  • Taliesin uses wind, breath and air as metaphors for awen, implying similarities between them and divine inspiration. What attributes do they share?
  • We could describe awen as the supernatural stimulation of the imagination. In other words, imagination is the raw material that is refined by the spiritual awen. How do riddles, poetry and myth help in this process? How did the Welsh bards encourage the flow of awen by creating and performing these things?


The Gundestrup cauldron is a richly decorated silver vessel, thought to date from between 200 BC and 300 AD, or more narrowly between 150 BC and 1 BC. This places it within the late La Tène period or early Roman Iron Age. The cauldron is the largest known example of European Iron Age silver work. It was found dismantled, with the other pieces stacked inside the base, in 1891 in a peat bog near the hamlet of Gundestrup, Denmark.

Despite the fact that the vessel was found in Denmark, it was probably not made there or nearby; it includes elements of Gaulish and Thracian origin in the workmanship, metallurgy, and imagery. The techniques and elements of the style of the panels relate closely to other Thracian silver, while much of the depiction, in particular of the human figures, relates to the Celts, though attempts to relate the scenes closely to Celtic mythology remain controversial. Other aspects of the iconography derive from the Near East.

  • Marged Haycock, Legendary Poems from the Book of Taliesin, ‘Angar Kyfundawt’, lines 229 – 240:
I was transformed a second time:
I was a blue salmon,
I was a dog, I was a stag,
I was a roebuck on the mountain,
I was a block, I was a spade,
I was an axe in the hand,
I was an auger [held] in tongs,
for a year and a half.
I was a speckled white cockerel
covering the hens in Eidyn;
I was a stallion at stud,
I was a fiery bull.
  • Dafydd ap Gwilym, ‘The Wind’, c. 1340:
Thief of nests, though you blow through leaves
No one blames you, nor are you halted
by a swift battalion, nor an officer’s hand,
nor a blue blade, nor torrent, nor rain.
No one can kill you (to say such a thing!)
fire won’t burn you, nor trickery weaken you,
you will not drown, you are forewarned,
you don’t get stuck, you are smooth.
You don’t need a swift steed beneath you,
nor bridge over estuary, nor boat.
  • Anon., ‘Song of the Wind’, lines 1 – 20:
Guess who it is:
Created before the Flood,
a stout creature,
without flesh, without bone,
without veins, without blood,
without head and without feet.
He is not older, he is not younger
than he was at the beginning.
He will not turn from his intent
because of fear or death.
He doesn’t have the needs
of creatures.
Great God, he is so lively
the first time he comes.
Great is the wealth
of He who created him.
Upon the plane, in the trees,
without hand and without foot;
without decrepitude, without age,
and no hurt to worry him.
  • Haycock, ‘Angar Kyfundawt:
Lines 88 - 89:
I know the set gradations  	 
of awen when it awakens.

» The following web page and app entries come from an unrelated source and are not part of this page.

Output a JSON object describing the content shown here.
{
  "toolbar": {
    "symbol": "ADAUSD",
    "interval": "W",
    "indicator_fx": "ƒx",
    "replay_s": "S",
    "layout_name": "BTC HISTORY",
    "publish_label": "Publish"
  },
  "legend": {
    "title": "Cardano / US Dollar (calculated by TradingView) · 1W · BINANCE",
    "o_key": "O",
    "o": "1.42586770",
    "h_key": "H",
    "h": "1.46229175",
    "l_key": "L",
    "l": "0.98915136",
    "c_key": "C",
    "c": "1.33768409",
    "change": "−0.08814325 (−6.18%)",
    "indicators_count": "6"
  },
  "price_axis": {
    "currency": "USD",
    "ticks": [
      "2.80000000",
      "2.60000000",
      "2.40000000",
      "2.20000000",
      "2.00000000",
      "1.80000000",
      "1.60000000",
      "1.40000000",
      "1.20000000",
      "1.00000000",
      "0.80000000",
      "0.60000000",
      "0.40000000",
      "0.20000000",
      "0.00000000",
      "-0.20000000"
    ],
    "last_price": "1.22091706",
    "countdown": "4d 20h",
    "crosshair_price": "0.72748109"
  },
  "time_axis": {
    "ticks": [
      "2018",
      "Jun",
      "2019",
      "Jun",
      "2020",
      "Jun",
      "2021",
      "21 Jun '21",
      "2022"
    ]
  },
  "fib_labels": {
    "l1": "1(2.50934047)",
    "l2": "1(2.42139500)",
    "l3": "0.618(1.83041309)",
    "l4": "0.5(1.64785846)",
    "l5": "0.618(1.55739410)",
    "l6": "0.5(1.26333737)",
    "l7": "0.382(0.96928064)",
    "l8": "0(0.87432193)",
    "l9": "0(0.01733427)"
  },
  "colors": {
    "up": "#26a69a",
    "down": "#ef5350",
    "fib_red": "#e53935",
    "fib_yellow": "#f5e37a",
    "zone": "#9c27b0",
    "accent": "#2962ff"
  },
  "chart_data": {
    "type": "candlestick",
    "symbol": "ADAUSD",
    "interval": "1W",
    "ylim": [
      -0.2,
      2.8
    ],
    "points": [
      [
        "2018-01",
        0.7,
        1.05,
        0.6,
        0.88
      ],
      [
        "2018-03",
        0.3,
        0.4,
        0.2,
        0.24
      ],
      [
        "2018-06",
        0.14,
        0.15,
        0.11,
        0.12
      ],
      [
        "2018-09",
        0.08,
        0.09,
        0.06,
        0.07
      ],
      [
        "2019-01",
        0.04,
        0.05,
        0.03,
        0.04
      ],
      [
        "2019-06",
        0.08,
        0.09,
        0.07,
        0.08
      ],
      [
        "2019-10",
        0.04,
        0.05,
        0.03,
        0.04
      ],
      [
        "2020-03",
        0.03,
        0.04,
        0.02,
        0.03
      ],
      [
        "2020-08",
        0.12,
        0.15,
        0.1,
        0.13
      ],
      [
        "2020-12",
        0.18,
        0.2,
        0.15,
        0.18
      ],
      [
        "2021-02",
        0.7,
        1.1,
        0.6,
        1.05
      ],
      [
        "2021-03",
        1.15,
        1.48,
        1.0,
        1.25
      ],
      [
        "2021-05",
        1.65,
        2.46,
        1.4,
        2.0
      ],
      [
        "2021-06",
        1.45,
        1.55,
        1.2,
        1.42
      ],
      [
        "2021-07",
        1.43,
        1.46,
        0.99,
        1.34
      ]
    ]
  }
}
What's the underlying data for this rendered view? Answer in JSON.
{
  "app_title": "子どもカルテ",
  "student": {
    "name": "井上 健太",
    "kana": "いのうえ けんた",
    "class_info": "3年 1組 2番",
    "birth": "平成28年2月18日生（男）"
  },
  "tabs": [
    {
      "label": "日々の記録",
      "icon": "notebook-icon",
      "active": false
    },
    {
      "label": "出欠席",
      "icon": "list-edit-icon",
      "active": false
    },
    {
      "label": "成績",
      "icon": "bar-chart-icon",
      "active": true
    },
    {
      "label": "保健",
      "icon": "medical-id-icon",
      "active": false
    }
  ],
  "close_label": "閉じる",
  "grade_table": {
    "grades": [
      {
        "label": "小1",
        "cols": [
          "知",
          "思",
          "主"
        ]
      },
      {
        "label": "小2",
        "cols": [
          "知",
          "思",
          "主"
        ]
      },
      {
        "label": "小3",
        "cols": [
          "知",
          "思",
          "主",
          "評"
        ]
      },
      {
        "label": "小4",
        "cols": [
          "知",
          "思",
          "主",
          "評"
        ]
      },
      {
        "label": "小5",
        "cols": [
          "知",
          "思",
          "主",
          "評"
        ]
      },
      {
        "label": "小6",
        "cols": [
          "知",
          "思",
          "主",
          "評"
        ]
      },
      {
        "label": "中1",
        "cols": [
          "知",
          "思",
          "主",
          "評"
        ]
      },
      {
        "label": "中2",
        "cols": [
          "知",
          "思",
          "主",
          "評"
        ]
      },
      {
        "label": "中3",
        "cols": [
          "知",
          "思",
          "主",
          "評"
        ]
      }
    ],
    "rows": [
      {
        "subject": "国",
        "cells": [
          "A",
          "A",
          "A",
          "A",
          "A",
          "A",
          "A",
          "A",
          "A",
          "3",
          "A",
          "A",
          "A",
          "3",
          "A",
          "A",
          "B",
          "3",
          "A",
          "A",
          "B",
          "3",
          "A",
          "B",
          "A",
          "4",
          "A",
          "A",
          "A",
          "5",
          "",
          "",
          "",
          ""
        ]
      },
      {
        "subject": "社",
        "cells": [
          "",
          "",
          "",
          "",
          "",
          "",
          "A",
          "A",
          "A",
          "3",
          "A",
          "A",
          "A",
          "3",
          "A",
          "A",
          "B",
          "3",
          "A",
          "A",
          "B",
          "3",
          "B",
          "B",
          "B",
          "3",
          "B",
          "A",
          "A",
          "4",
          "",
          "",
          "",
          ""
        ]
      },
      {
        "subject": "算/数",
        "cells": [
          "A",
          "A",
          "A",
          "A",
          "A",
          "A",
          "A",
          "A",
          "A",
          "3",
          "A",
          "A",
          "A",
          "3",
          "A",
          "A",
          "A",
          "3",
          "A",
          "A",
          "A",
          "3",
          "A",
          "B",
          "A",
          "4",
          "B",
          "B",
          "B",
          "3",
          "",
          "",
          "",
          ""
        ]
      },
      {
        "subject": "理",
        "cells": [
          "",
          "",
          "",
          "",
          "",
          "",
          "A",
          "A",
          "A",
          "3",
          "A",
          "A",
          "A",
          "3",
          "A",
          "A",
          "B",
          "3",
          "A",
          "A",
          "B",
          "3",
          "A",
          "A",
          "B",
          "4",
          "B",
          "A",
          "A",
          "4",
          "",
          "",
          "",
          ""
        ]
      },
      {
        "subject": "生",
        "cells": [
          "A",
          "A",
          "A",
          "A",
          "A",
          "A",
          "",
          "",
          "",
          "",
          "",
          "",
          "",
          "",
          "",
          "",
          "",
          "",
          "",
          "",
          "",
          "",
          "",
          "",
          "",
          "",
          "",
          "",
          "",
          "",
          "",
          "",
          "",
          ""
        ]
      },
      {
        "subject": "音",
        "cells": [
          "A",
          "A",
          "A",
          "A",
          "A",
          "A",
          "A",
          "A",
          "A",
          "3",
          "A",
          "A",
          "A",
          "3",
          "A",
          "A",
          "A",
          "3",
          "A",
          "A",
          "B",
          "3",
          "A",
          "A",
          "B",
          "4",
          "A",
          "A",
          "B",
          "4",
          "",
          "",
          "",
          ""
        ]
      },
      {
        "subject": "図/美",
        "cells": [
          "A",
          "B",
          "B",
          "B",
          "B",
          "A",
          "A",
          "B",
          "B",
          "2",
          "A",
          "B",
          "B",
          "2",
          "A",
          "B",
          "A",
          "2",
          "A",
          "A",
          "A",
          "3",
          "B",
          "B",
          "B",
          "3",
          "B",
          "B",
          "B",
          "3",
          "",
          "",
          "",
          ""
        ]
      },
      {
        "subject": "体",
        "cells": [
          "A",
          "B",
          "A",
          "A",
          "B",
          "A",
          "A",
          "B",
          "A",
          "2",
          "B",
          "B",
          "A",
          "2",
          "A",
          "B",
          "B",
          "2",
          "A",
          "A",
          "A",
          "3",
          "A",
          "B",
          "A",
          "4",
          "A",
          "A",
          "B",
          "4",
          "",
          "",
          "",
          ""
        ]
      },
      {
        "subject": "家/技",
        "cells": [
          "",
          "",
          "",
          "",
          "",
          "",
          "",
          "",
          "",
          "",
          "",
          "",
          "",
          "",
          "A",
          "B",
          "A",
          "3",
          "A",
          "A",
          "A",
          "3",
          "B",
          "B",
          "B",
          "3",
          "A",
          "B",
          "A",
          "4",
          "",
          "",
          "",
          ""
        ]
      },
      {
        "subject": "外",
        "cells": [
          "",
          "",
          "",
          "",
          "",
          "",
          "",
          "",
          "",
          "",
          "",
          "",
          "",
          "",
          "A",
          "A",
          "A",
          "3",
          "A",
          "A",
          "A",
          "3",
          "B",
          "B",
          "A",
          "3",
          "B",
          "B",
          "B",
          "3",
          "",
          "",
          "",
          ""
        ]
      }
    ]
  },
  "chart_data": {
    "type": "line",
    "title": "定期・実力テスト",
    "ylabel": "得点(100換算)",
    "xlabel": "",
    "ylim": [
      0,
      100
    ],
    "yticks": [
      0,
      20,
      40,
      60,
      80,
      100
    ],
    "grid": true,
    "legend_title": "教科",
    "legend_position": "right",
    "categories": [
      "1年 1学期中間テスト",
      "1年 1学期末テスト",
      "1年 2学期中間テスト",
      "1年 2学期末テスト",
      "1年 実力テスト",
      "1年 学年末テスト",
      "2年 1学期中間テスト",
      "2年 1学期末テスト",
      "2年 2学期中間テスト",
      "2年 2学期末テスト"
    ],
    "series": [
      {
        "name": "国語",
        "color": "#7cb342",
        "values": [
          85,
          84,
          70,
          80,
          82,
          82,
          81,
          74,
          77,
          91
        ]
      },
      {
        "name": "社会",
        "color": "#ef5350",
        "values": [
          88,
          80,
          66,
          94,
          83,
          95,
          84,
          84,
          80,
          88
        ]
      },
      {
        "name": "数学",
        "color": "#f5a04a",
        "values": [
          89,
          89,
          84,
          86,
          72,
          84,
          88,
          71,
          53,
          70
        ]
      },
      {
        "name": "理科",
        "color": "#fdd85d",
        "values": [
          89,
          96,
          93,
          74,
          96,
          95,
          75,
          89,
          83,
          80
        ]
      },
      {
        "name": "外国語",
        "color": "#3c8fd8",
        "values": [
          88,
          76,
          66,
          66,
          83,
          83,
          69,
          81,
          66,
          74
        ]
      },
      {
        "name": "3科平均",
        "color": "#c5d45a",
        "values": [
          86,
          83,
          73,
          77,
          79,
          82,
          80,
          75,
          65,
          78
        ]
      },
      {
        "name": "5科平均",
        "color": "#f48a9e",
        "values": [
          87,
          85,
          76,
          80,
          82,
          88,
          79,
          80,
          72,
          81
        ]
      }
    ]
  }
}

Lines 176 - 186:
Awen I sing,
I bring it forth from the depth.
The river that flows at length,
I know its power,
I know how it ebbs,
I know how it flows,
I know how it gushes,
I know how it retreats.

Lines 112 - 119:
Who created poems?
Poems, who created them?
Who considered meaning?
It’s been considered in books
How many winds, how many waters,
how many waters, how many winds,
how many rivers flow,
how many rivers there are; . . .

Lines 99 - 102:
How does the wind of the sky
distribute itself?
Why is the mind lively?
Why so fair?